And the review of 2014, despite indications from several quarters to the contrary during the year, seems to suggest the state of golf's union is at the very least stable, and may be trending in a surprisingly positive direction.

For the third straight year, the NGF reports the number of golfers in 2014 was near 25 million. This number (24.7 million) matches the figure for 2013, but is down from 2010 (26 million) and 17 percent off the peak in 2005 of 30 million. It also matches the pre-Tiger Woods number of 24.7 million in 1995. According to the report, that number has a margin of error of plus-or-minus 875,000 golfers.

Under the NGF's methodology, the participation rate number is based on the estimated number of people ages 6 and over who played golf, on a golf course, at least once during the survey year. The survey is part of a larger survey of 40,000 Americans conducted by the Physical Activity Council regarding their participation in over 100 sports and fitness activities.

According to the NGF, 8.5 percent of those surveyed indicated they played golf in 2014, but while participation rates have remained steady, the NGF cites data from PGA PerformanceTrak that says golfers played more often when conditions were playable. Rounds played per "playable day" were up nearly 1 percent in 2014 vs. 2013. The NGF says core golfers -- those who play eight rounds per year -- played two more rounds per year (32) than they did in 2005 when golf participation (in terms of numbers of golfers) was at its peak.

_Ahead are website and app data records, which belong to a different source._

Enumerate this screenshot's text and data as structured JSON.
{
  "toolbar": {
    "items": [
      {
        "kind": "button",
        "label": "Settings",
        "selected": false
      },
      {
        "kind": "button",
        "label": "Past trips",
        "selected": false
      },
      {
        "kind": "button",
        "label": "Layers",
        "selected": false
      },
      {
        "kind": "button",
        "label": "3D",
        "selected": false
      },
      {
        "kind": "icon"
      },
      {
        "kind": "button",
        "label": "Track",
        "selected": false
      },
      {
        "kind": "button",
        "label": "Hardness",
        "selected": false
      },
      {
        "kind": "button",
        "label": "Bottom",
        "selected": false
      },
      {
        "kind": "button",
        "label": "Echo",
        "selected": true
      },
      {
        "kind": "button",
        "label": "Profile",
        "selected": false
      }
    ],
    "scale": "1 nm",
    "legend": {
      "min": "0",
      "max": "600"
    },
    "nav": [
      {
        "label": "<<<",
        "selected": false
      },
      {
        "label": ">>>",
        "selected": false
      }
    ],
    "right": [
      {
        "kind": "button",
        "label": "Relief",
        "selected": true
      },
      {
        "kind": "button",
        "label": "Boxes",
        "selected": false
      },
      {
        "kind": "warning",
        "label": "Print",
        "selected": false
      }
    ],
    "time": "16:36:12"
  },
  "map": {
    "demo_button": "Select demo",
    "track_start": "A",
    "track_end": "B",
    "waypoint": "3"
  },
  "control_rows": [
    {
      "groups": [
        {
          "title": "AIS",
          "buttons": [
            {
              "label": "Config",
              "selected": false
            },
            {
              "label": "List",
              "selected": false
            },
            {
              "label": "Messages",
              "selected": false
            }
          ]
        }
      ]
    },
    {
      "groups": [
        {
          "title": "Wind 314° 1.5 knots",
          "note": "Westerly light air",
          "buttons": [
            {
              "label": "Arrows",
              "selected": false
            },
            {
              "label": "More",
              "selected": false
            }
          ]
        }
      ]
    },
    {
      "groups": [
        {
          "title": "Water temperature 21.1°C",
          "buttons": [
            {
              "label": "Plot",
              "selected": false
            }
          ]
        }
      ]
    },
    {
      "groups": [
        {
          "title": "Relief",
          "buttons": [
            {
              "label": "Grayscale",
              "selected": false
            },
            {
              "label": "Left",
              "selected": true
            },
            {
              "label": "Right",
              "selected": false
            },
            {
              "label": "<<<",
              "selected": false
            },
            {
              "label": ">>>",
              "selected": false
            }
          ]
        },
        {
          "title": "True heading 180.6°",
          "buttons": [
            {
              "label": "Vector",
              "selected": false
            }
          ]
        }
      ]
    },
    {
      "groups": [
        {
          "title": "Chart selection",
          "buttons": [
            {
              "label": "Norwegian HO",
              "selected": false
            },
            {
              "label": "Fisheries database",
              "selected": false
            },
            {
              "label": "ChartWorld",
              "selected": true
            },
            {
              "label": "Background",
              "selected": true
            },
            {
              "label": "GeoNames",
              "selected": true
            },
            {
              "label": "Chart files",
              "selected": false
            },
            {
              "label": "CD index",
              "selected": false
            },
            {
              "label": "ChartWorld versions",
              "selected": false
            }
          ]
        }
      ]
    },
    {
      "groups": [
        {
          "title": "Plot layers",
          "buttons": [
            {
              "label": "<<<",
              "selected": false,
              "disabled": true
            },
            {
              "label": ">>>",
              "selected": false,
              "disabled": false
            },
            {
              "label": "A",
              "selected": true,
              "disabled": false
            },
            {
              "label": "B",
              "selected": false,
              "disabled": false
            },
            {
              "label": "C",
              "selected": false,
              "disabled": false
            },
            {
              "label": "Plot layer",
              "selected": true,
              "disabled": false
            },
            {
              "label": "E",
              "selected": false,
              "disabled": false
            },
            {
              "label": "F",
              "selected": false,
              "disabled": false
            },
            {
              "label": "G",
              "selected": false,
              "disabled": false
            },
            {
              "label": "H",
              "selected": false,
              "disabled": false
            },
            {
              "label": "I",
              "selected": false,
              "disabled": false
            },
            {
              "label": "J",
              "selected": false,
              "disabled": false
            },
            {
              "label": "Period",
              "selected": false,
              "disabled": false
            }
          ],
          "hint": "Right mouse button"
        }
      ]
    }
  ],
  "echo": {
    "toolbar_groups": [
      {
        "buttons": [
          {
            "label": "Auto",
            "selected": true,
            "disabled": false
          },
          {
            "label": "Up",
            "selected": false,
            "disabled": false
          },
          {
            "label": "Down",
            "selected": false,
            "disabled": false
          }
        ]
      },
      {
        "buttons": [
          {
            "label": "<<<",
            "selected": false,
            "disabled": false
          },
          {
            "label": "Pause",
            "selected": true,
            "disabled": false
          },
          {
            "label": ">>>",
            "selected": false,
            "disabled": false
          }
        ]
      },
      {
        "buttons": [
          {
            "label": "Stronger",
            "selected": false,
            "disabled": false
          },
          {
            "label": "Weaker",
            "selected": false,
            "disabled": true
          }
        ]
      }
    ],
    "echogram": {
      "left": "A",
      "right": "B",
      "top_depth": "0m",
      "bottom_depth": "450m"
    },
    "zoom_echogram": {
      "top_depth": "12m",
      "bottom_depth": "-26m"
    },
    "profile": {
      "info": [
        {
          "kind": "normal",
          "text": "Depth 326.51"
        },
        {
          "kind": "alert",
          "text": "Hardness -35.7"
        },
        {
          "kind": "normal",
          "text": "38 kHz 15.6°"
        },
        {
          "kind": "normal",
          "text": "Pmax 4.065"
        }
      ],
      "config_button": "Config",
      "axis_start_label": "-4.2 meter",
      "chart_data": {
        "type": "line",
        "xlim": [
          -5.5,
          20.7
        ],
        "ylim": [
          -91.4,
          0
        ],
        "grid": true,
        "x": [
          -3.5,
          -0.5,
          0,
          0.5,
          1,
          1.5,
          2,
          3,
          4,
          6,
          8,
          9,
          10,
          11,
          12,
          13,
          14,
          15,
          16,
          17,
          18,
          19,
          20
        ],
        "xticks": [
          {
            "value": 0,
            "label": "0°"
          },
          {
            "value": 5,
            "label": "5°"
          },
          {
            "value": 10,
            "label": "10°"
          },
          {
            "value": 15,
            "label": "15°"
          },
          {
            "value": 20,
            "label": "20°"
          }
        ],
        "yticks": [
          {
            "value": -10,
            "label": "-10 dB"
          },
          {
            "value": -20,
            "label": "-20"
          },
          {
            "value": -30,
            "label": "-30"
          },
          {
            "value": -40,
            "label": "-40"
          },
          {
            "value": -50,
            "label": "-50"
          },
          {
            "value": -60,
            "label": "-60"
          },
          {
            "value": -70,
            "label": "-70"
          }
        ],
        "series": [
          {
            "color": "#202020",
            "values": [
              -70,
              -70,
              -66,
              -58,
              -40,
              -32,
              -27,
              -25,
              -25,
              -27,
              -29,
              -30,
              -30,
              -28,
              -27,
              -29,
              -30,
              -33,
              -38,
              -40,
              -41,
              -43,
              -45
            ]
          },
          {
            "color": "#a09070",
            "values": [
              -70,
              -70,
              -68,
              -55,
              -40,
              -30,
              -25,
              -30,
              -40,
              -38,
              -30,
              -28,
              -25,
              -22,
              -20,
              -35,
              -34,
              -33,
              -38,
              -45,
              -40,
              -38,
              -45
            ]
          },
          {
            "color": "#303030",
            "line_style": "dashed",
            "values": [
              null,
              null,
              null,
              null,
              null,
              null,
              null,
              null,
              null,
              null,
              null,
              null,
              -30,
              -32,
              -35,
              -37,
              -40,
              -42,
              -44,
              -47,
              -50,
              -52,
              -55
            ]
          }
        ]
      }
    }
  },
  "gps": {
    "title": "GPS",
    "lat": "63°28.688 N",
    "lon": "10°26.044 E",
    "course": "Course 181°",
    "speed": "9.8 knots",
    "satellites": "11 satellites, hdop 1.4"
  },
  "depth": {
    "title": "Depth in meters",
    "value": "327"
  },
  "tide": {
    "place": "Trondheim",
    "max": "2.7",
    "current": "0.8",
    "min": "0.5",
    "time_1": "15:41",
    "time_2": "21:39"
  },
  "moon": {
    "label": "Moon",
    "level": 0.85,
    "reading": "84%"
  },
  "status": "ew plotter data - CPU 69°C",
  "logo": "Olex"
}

While the number of core golfers, occasional golfers and junior golfers all stayed relatively the same, the survey also tracked the number of golfers who played golf for the first time ever in 2014 at approximately 2 million, consistent with 2013. According to the report, the largest percentage of beginning golfers was in the 18-39 age group, accounting for more than half of all beginning golfers. The report says that roughly 4 million people began or returned to the game in 2014.

But the NGF report also tracked interest in the game among these latent golfers, what it calls "individuals who did not play golf during the survey year but expressed interest in playing golf now." The number of latent golfers (32 million) has grown every year since 2011, when it was 27 million.

Among other highlights of the NGF study:

-- The highest percentage of core golfers came in the 30-39 age group (18.8 percent of all golfers), followed by the 40-49 (17.6) group. There were a larger percentage of  golfers under the age of 40 than there were over the age of 50 (47 percent to 35 percent).

-- The household income for the average golfer is $93,000, but nearly 40 percent have a household income less than $75,000. Still, the largest percentage of all golfers (27 percent) have a household income over $125,000.

-- Participation rates in New England and the Midwest regions (Ohio to North Dakota) were the highest. The lowest were in the South Central (Kentucky to Texas).